This doesn't have anything to do with North Minneapolis, except for the people involved. Connie Nompelis, real estate agent and rehabber extraordinaire, has family connections in Honduras and still gets back there from time to time. One of her favorite places in Honduras has an interesting history and an interesting drink to go with it...
In the 1600s, two Spanish ships were sunk off the coast of Honduras. The ships were loaded with black slaves, many of whom survived the shipwreck, and lived among the Native Americans in that region, creating a new people and culture. Though it's more complicated than that--check out this link, click here--one surviving aspect of this blending of black and Native American culture is a drink called "Guifiti."
The way Connie explains it, a bottle is filled with an (apparently) secret concoction of plants, though coconut chips are apparently a small part of the recipe. (I can read the words "artesania cocunut chip" on the label, but I can't actually SEE any of the chips in the bottle) Next, liquor is added. What kind of liquor? According to Connie, it's some really inexpensive stuff...the Honduran equivalent of moonshine, but rum is also used. The stuff in the mixture of plants leaches out into the liquor. You can refill the bottle several times and get more value out of the plants; rum is usually the preferred liquor for refills.
I scored a $4.99 bottle of rum at Mervin's for this purpose. After all, you need CHEAP rum to be authentic.
So, you're probably wondering, what does it taste like?
The easiest way to describe it is...vile. Almost impossible to drink. It tastes like Jagermeister without any sweet flavor, and (if you can believe it!) much more herby than Jagermeister, like the stuff which might be left over at the bottom of the kettle after brewing up a batch of "Jag." I could down the stuff without a problem but, well, regular readers are quite familiar with my legendary strong stomach. (Though "strong stomach" may not be the right word...I actually LIKE the weird stuff I'm eating)
In any case, flavor is not really the point of this drink. The point of Guifiti is, well, it's...
An aphrodisiac. Allegedly.
I had a couple of shots of this stuff with Connie...hard to tell if something is an aphrodisiac when a woman as hot as Connie is around, if ya know what I mean...and then, a few nights later, I had a couple more shots with Jeff and Connie. (Connie, who actually brought the bottle and gave it to me, didn't indulge that time, though there were a few off-color jokes about the possible effects of me and Jeff drinking the stuff together)
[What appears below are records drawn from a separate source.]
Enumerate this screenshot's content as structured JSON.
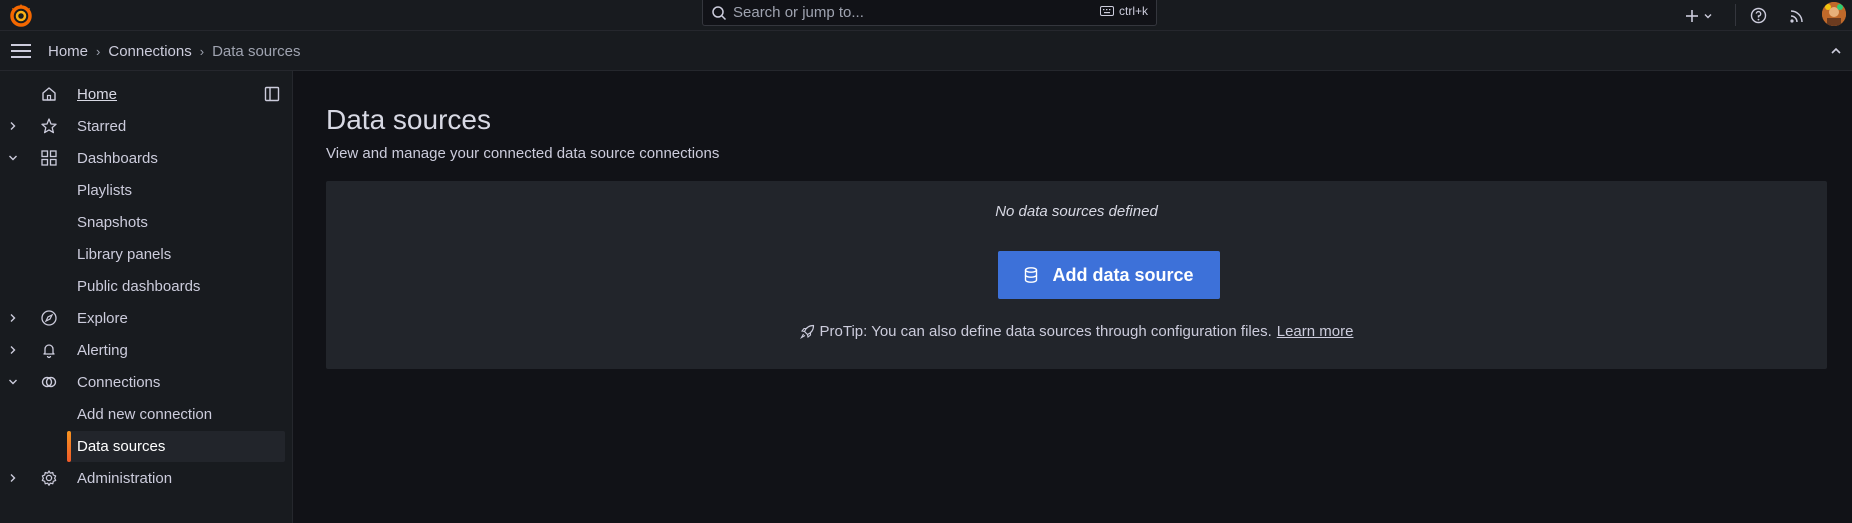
{
  "topbar": {
    "search_placeholder": "Search or jump to...",
    "search_shortcut": "ctrl+k",
    "icons": [
      "grafana-logo-icon",
      "search-icon",
      "keyboard-icon",
      "plus-icon",
      "chevron-down-icon",
      "help-icon",
      "rss-icon",
      "avatar"
    ]
  },
  "breadcrumb": {
    "items": [
      "Home",
      "Connections",
      "Data sources"
    ]
  },
  "sidebar": {
    "items": [
      {
        "label": "Home",
        "icon": "home-icon"
      },
      {
        "label": "Starred",
        "icon": "star-icon",
        "expand": "collapsed"
      },
      {
        "label": "Dashboards",
        "icon": "apps-icon",
        "expand": "expanded"
      },
      {
        "label": "Playlists"
      },
      {
        "label": "Snapshots"
      },
      {
        "label": "Library panels"
      },
      {
        "label": "Public dashboards"
      },
      {
        "label": "Explore",
        "icon": "compass-icon",
        "expand": "collapsed"
      },
      {
        "label": "Alerting",
        "icon": "bell-icon",
        "expand": "collapsed"
      },
      {
        "label": "Connections",
        "icon": "connections-icon",
        "expand": "expanded"
      },
      {
        "label": "Add new connection"
      },
      {
        "label": "Data sources",
        "active": true
      },
      {
        "label": "Administration",
        "icon": "cog-icon",
        "expand": "collapsed"
      }
    ]
  },
  "main": {
    "title": "Data sources",
    "subtitle": "View and manage your connected data source connections",
    "empty_message": "No data sources defined",
    "add_button": "Add data source",
    "protip_text": "ProTip: You can also define data sources through configuration files.",
    "protip_link": "Learn more"
  },
  "colors": {
    "accent_blue": "#3d71d9",
    "active_marker": "#f05a28",
    "background": "#111217",
    "panel": "#181b1f"
  }
}
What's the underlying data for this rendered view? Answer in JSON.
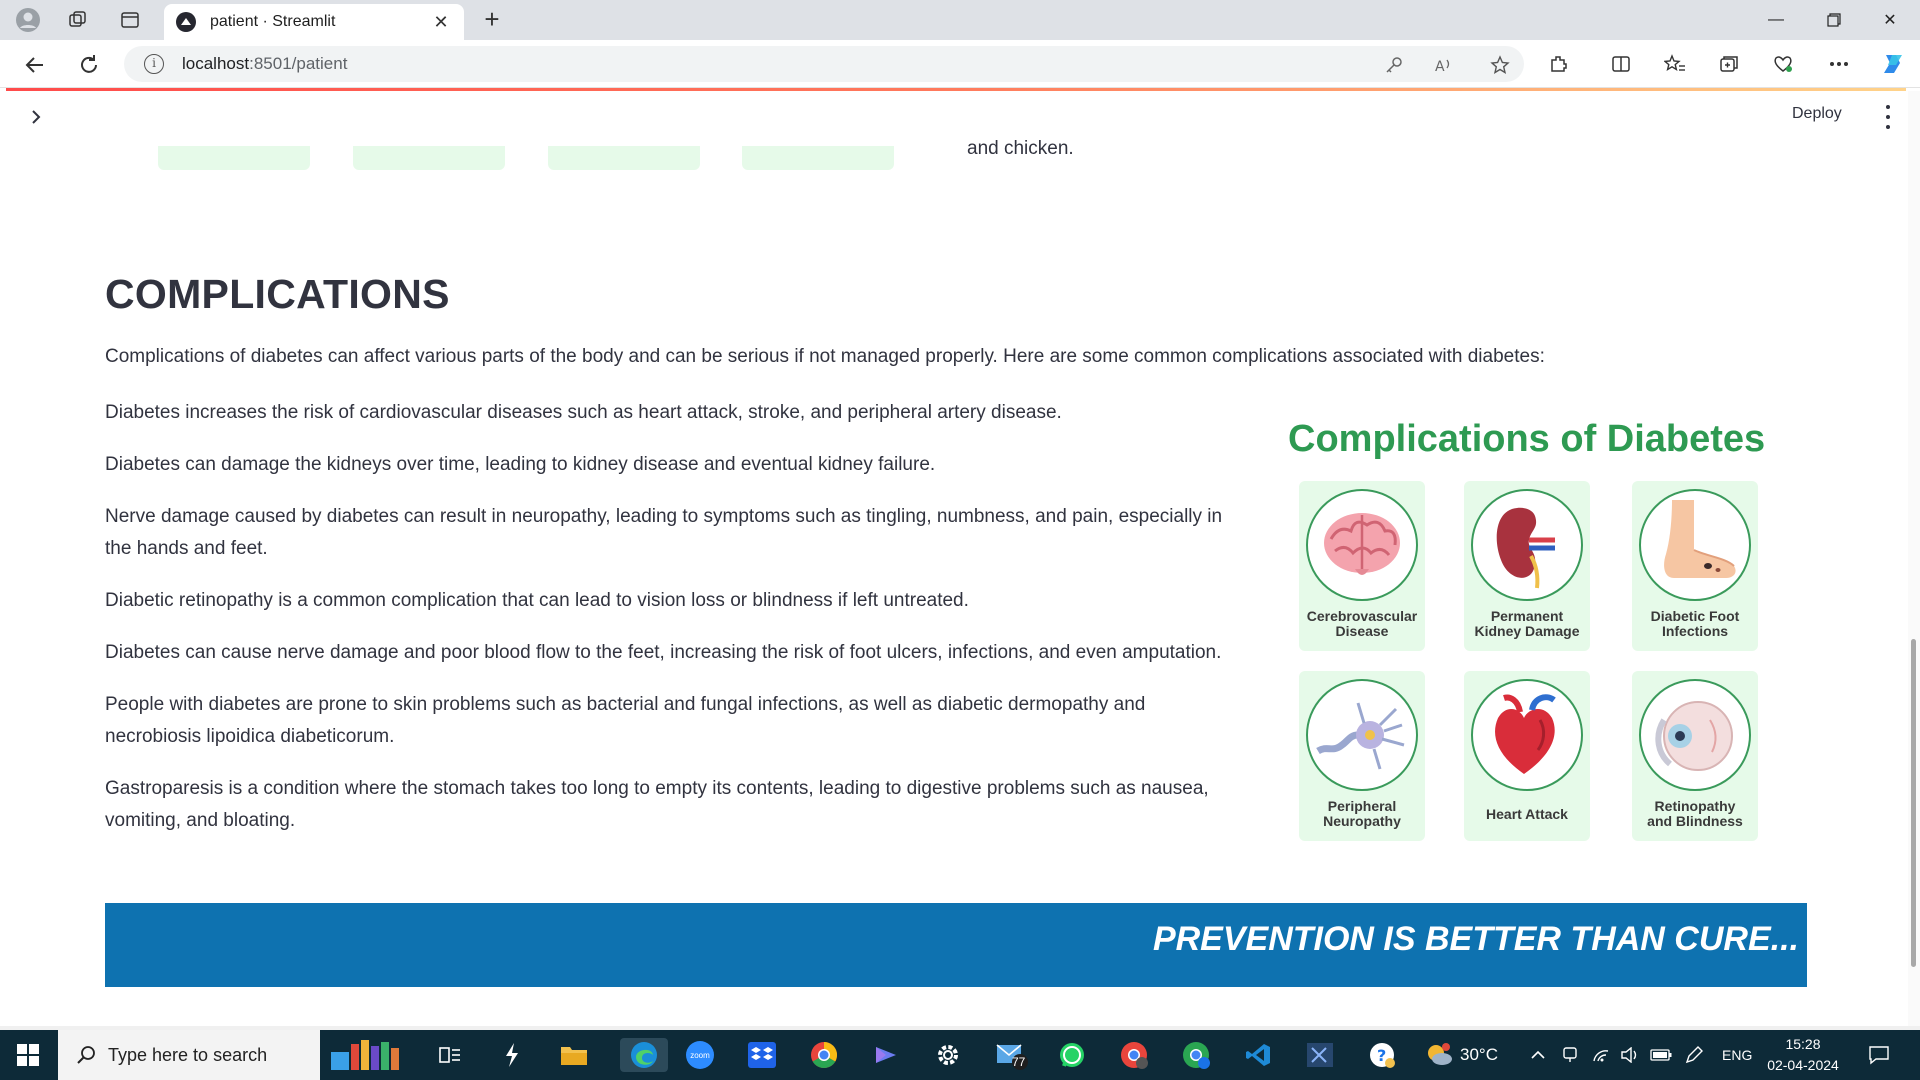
{
  "browser": {
    "tab_title": "patient · Streamlit",
    "url_host": "localhost",
    "url_rest": ":8501/patient"
  },
  "app": {
    "deploy_label": "Deploy",
    "prev_text": "and chicken.",
    "heading": "COMPLICATIONS",
    "intro": "Complications of diabetes can affect various parts of the body and can be serious if not managed properly. Here are some common complications associated with diabetes:",
    "paragraphs": [
      "Diabetes increases the risk of cardiovascular diseases such as heart attack, stroke, and peripheral artery disease.",
      "Diabetes can damage the kidneys over time, leading to kidney disease and eventual kidney failure.",
      "Nerve damage caused by diabetes can result in neuropathy, leading to symptoms such as tingling, numbness, and pain, especially in the hands and feet.",
      "Diabetic retinopathy is a common complication that can lead to vision loss or blindness if left untreated.",
      "Diabetes can cause nerve damage and poor blood flow to the feet, increasing the risk of foot ulcers, infections, and even amputation.",
      "People with diabetes are prone to skin problems such as bacterial and fungal infections, as well as diabetic dermopathy and necrobiosis lipoidica diabeticorum.",
      "Gastroparesis is a condition where the stomach takes too long to empty its contents, leading to digestive problems such as nausea, vomiting, and bloating."
    ],
    "infographic": {
      "title": "Complications of Diabetes",
      "tiles": [
        {
          "line1": "Cerebrovascular",
          "line2": "Disease",
          "icon": "brain-icon"
        },
        {
          "line1": "Permanent",
          "line2": "Kidney Damage",
          "icon": "kidney-icon"
        },
        {
          "line1": "Diabetic Foot",
          "line2": "Infections",
          "icon": "foot-icon"
        },
        {
          "line1": "Peripheral",
          "line2": "Neuropathy",
          "icon": "neuron-icon"
        },
        {
          "line1": "Heart Attack",
          "line2": "",
          "icon": "heart-icon"
        },
        {
          "line1": "Retinopathy",
          "line2": "and Blindness",
          "icon": "eye-icon"
        }
      ],
      "accent": "#2e9a52"
    },
    "banner": "PREVENTION IS BETTER THAN CURE..."
  },
  "taskbar": {
    "search_placeholder": "Type here to search",
    "mail_badge": "77",
    "weather": "30°C",
    "lang": "ENG",
    "time": "15:28",
    "date": "02-04-2024"
  }
}
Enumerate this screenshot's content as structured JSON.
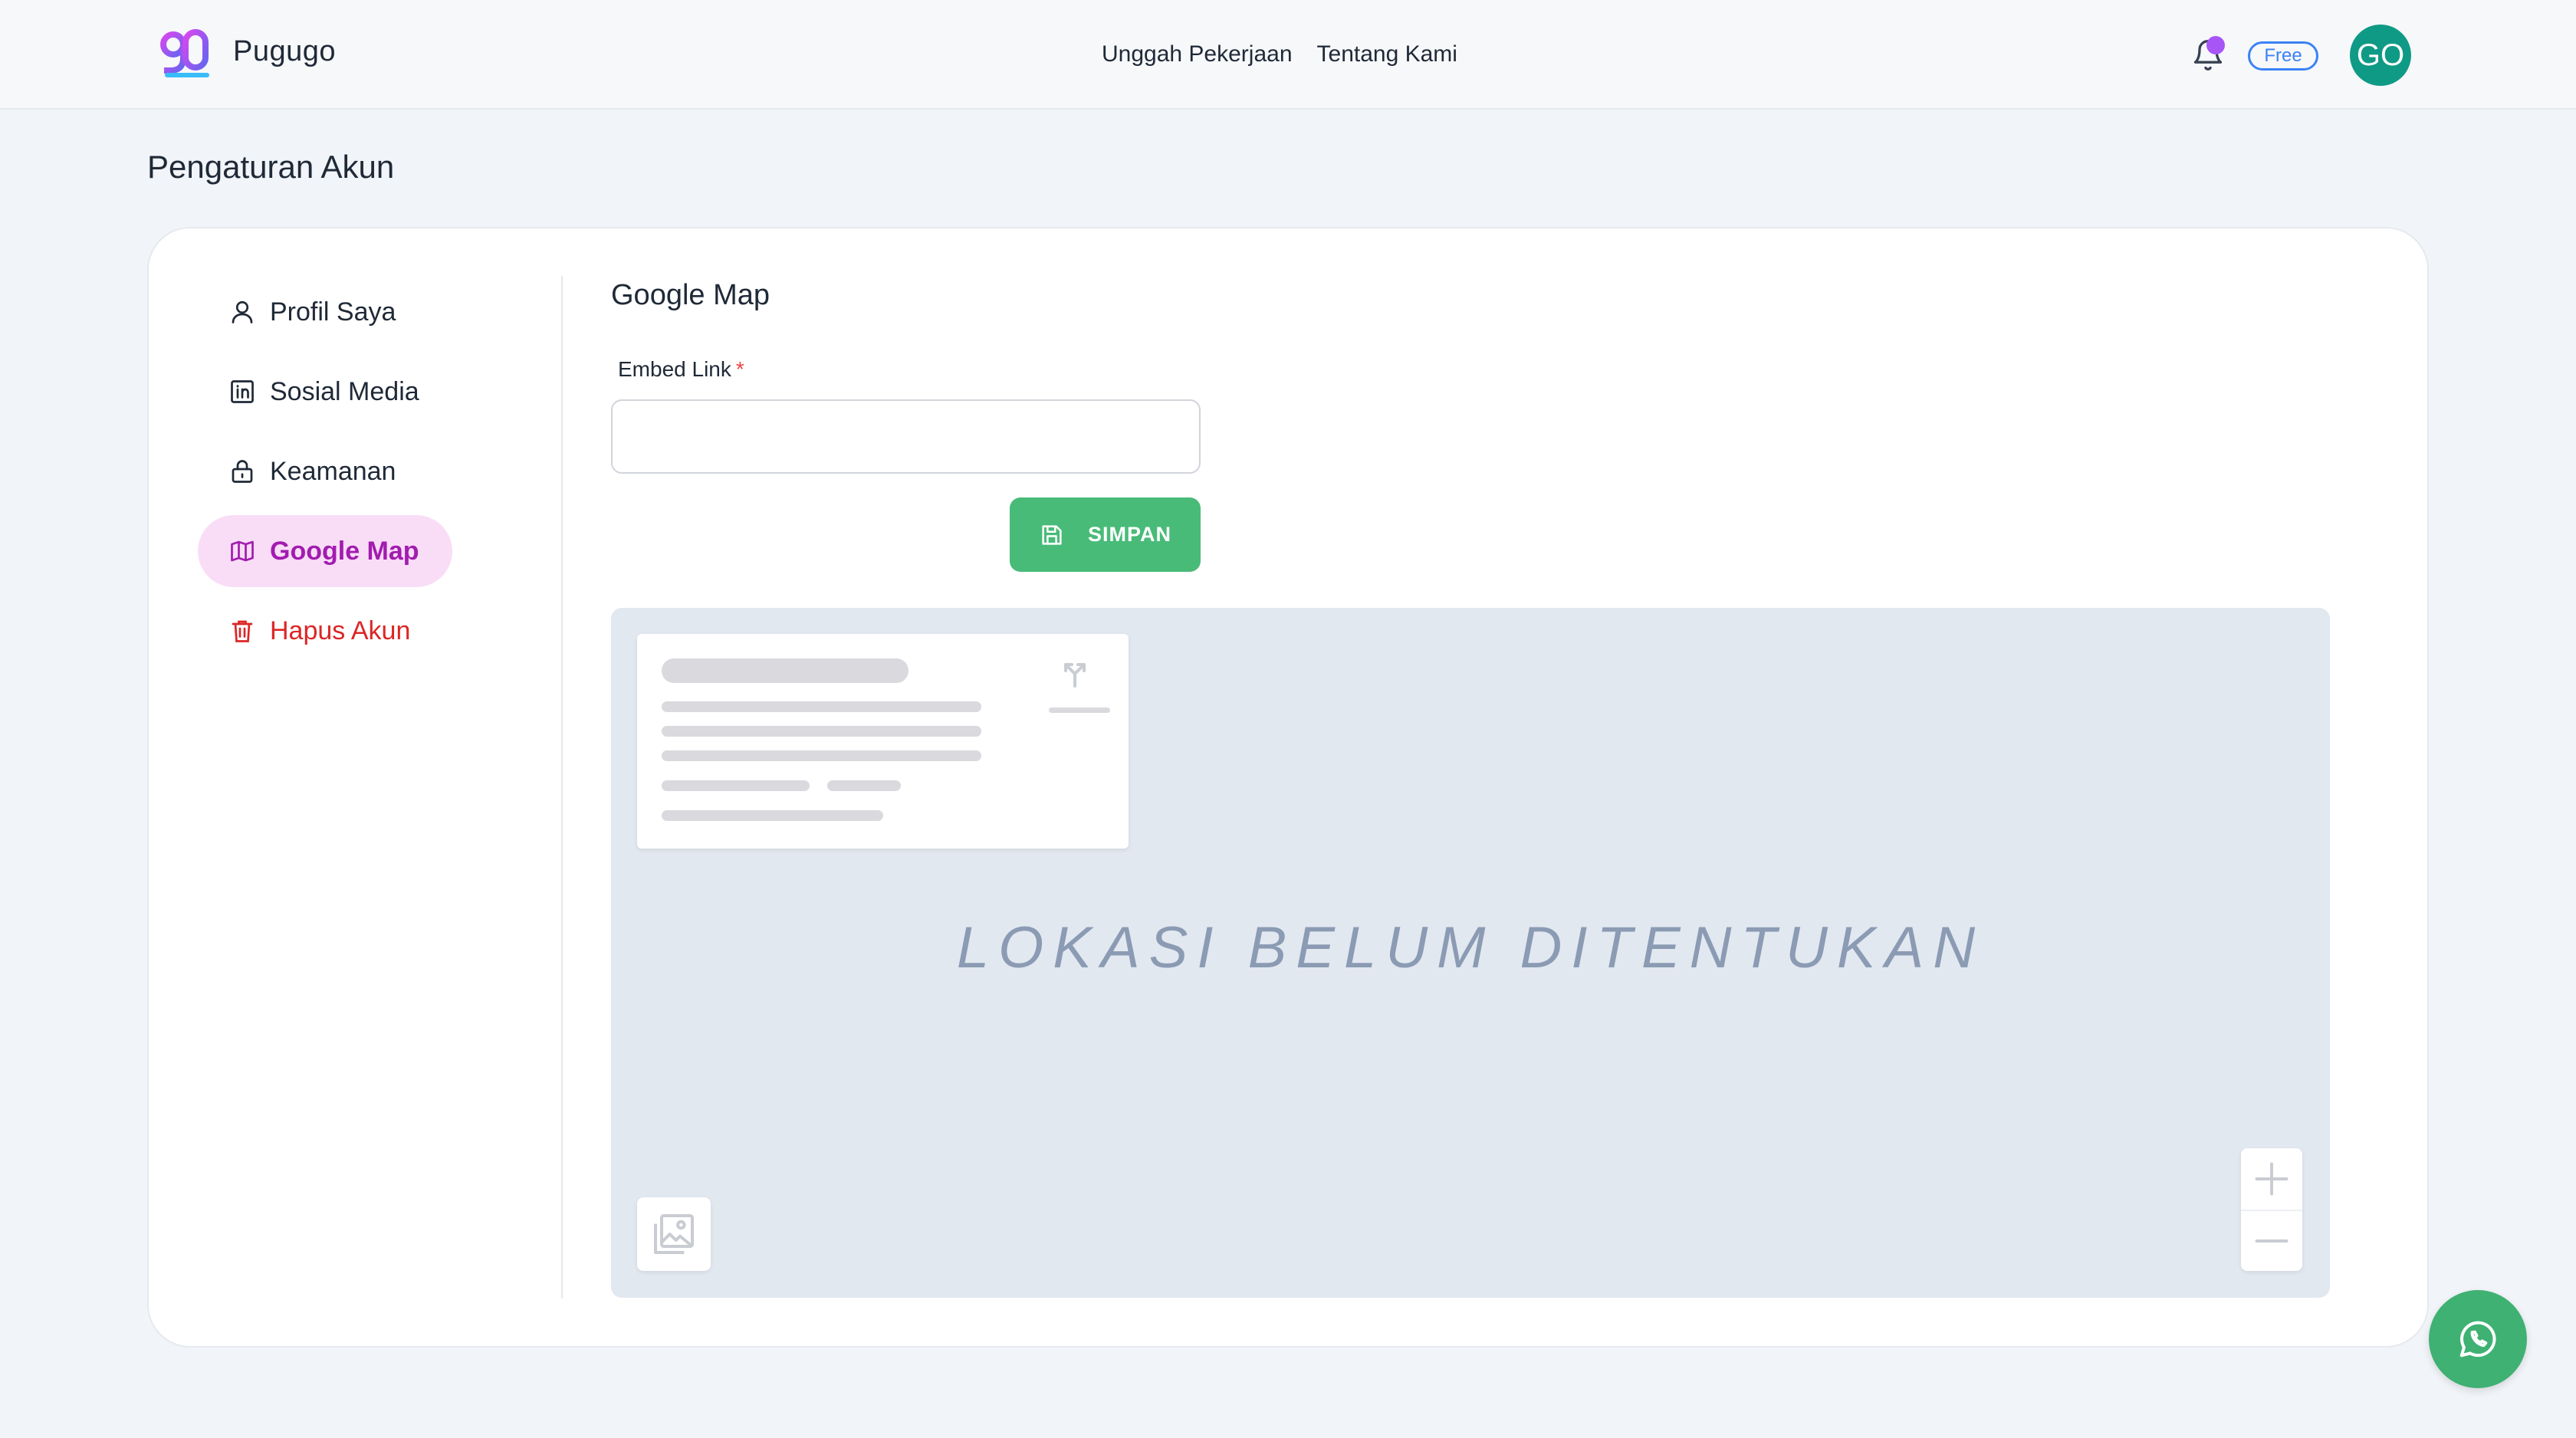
{
  "app": {
    "brand": "Pugugo"
  },
  "nav": {
    "items": [
      "Unggah Pekerjaan",
      "Tentang Kami"
    ]
  },
  "header": {
    "plan_badge": "Free",
    "avatar_initials": "GO",
    "notification_icon": "bell-icon",
    "notification_dot_color": "#a855f7"
  },
  "page": {
    "title": "Pengaturan Akun"
  },
  "sidebar": {
    "items": [
      {
        "label": "Profil Saya",
        "icon": "user-icon"
      },
      {
        "label": "Sosial Media",
        "icon": "linkedin-icon"
      },
      {
        "label": "Keamanan",
        "icon": "lock-icon"
      },
      {
        "label": "Google Map",
        "icon": "map-icon",
        "active": true
      },
      {
        "label": "Hapus Akun",
        "icon": "trash-icon",
        "danger": true
      }
    ]
  },
  "form": {
    "section_title": "Google Map",
    "embed_label": "Embed Link",
    "required_mark": "*",
    "embed_value": "",
    "save_label": "SIMPAN"
  },
  "map": {
    "placeholder_text": "LOKASI BELUM DITENTUKAN"
  },
  "colors": {
    "accent_green": "#48bb78",
    "active_bg": "#f9ddf7",
    "active_text": "#a21caf",
    "danger": "#dc2626",
    "avatar_bg": "#0f9a86",
    "badge_blue": "#3b82f6"
  }
}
The first time I had some of Guifiti, I figured out the vile taste needed to be MODIFIED, somehow. I slugged down my second shot with a big spoonful of sugar. ("Just a spoonful of sugar makes the Guifiti go down, the Guifiti go down...")
Jeff poured his sugar on his hand like you would with salt while doing a tequila shot. (Personally, I think the salt and lime thing is for wimps, and real men drink their tequila straight up) The result was, according to Jeff, not half bad. And, after all, there's plenty of cane sugar in South America.
I tried researching Guifiti and didn't find too much on the internet, except for a very short research paper, the conclusion of which appears to be: some ingredients can be identified, but who KNOWS what's in the stuff? Click here for that research paper.
Oh, also, some authentic Guifiti recipes use MARIJUANA ROOTS. (But reportedly not the ones sold to tourists)
All the same, if I come up hot on a (expletive) test, I'm blaming Connie. Totally. Dude.
Word from Connie is this region of Honduras is putting itself on the tourist map; a cruise ship recently pulled into one of the towns for the very first time. A local hotel is preparing to meet the seagoing gravy train.
I can just see something like this becoming a hot trend. Well, I spotted it from afar, like the surfer dudes who bought a cheap Mexican beer called "Corona" and, well, what do you know? Everybody wanted to drink what the surfer dudes were drinking.